[Excerpts from an interface dataset]
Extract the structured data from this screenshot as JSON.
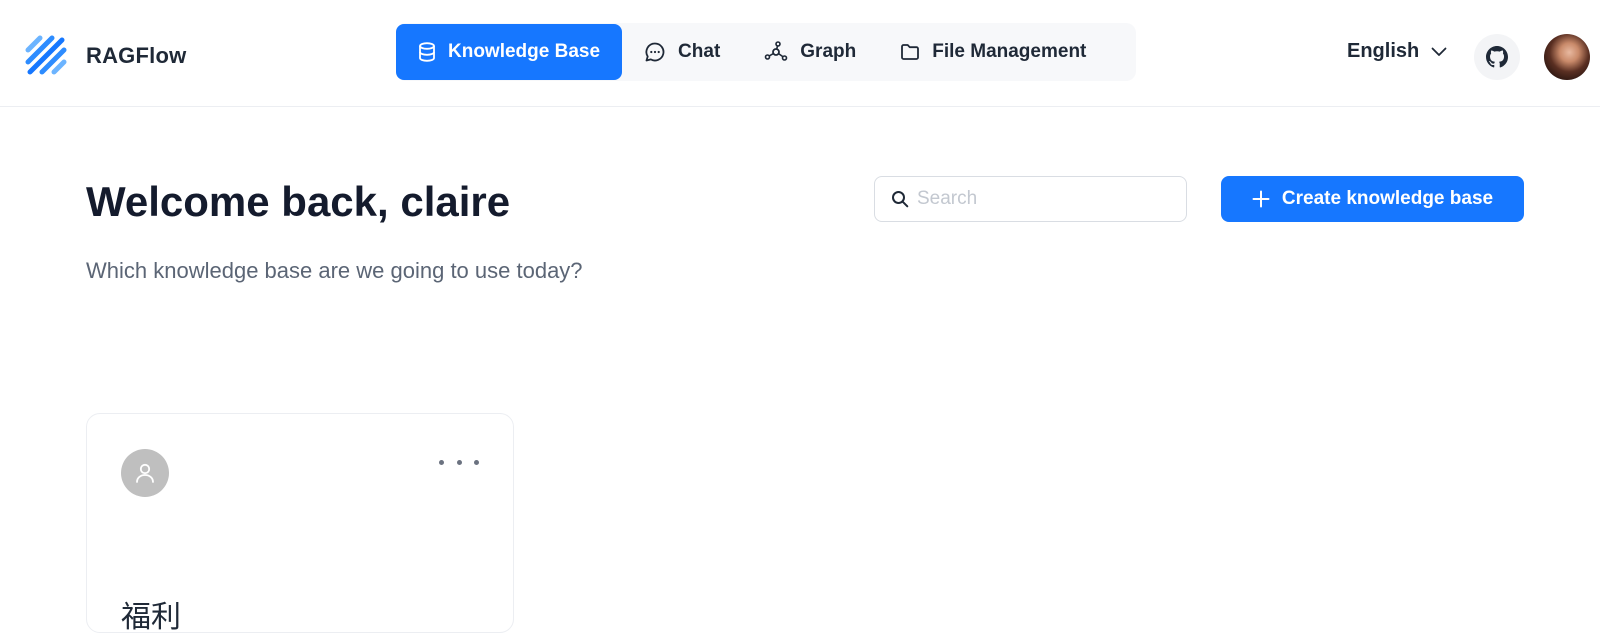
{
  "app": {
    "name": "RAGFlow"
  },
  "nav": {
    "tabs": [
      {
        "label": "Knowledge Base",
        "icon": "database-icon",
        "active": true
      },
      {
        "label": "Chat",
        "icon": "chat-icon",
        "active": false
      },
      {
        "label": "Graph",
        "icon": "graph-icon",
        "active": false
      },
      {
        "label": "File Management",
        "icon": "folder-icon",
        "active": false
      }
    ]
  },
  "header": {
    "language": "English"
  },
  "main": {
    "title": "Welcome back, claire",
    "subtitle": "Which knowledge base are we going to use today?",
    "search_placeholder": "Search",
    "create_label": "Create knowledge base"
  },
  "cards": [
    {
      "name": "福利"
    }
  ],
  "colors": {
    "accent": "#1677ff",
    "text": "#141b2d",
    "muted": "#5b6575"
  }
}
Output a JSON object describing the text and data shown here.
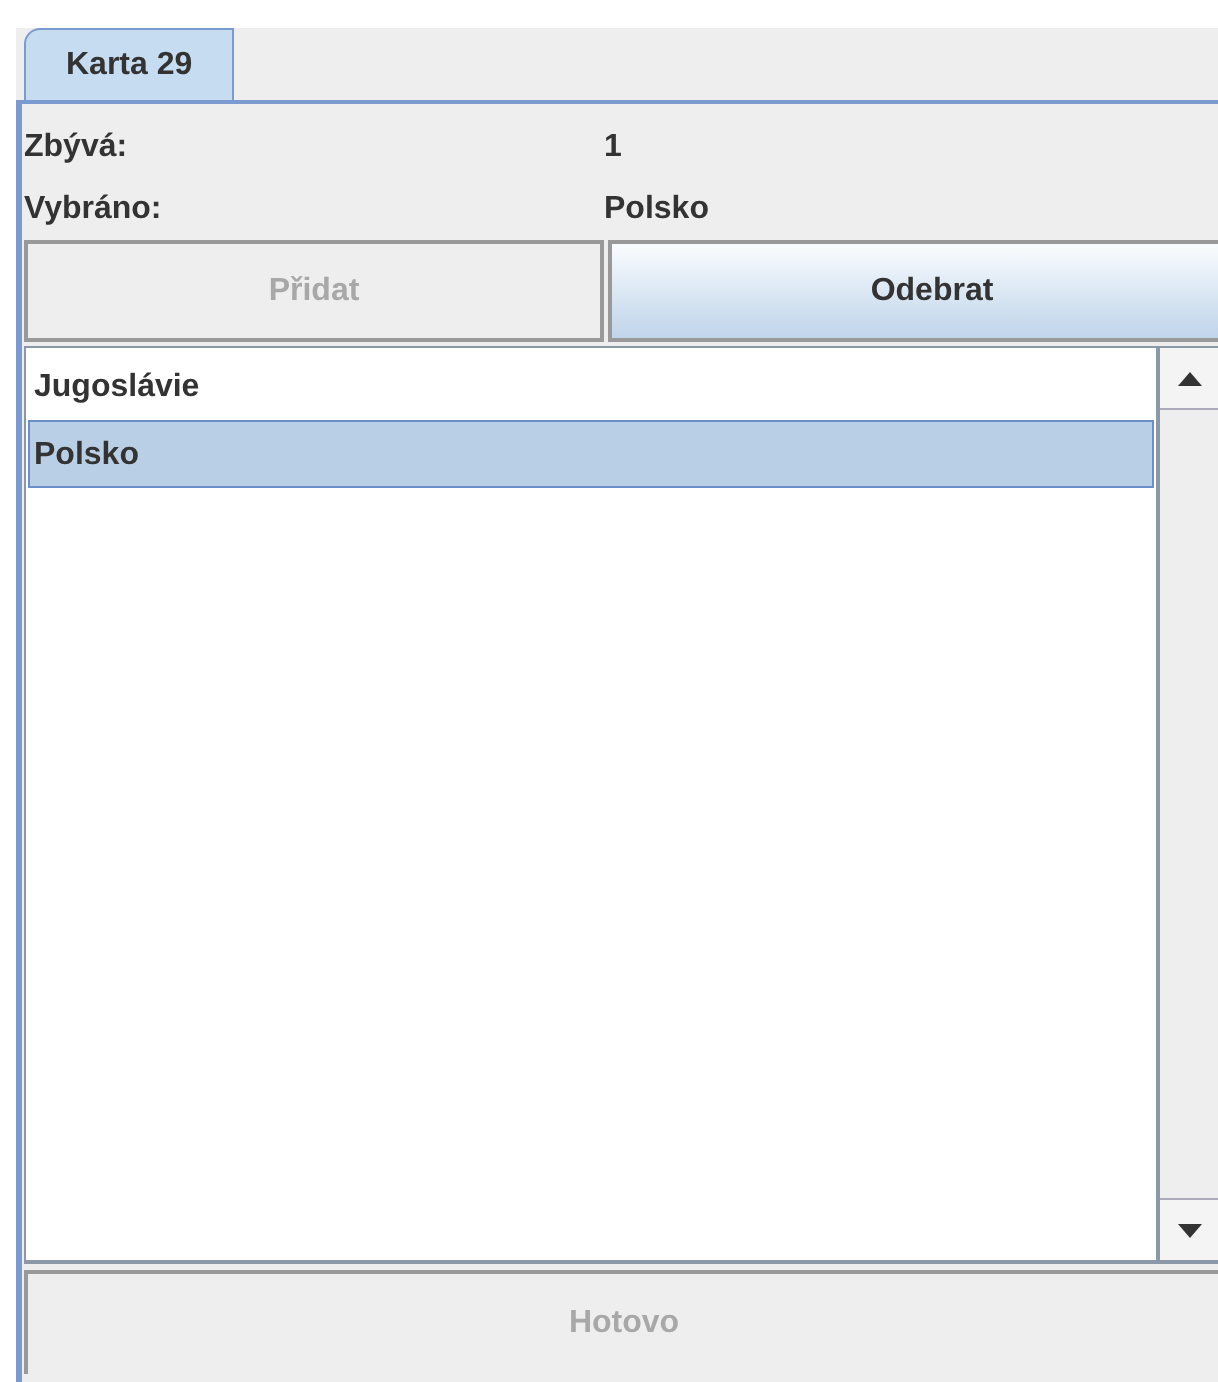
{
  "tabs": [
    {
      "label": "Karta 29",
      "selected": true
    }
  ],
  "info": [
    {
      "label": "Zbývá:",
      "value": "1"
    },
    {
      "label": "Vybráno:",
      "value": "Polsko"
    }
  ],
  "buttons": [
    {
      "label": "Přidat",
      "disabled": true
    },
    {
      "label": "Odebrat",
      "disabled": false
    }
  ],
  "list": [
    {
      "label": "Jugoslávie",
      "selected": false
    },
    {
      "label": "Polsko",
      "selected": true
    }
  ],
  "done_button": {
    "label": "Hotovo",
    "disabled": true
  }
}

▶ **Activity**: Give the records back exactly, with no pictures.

▶ **Written solution**:
Extract the structured data from this screenshot as JSON.
{
  "app": {
    "name": "RAGFlow"
  },
  "nav": {
    "tabs": [
      {
        "label": "Knowledge Base",
        "icon": "database-icon",
        "active": true
      },
      {
        "label": "Chat",
        "icon": "chat-icon",
        "active": false
      },
      {
        "label": "Graph",
        "icon": "graph-icon",
        "active": false
      },
      {
        "label": "File Management",
        "icon": "folder-icon",
        "active": false
      }
    ]
  },
  "header": {
    "language": "English"
  },
  "main": {
    "title": "Welcome back, claire",
    "subtitle": "Which knowledge base are we going to use today?",
    "search_placeholder": "Search",
    "create_label": "Create knowledge base"
  },
  "cards": [
    {
      "name": "福利"
    }
  ],
  "colors": {
    "accent": "#1677ff",
    "text": "#141b2d",
    "muted": "#5b6575"
  }
}
Output a JSON object describing the text and data shown here.
{
  "tabs": [
    {
      "label": "Karta 29",
      "selected": true
    }
  ],
  "info": [
    {
      "label": "Zbývá:",
      "value": "1"
    },
    {
      "label": "Vybráno:",
      "value": "Polsko"
    }
  ],
  "buttons": [
    {
      "label": "Přidat",
      "disabled": true
    },
    {
      "label": "Odebrat",
      "disabled": false
    }
  ],
  "list": [
    {
      "label": "Jugoslávie",
      "selected": false
    },
    {
      "label": "Polsko",
      "selected": true
    }
  ],
  "done_button": {
    "label": "Hotovo",
    "disabled": true
  }
}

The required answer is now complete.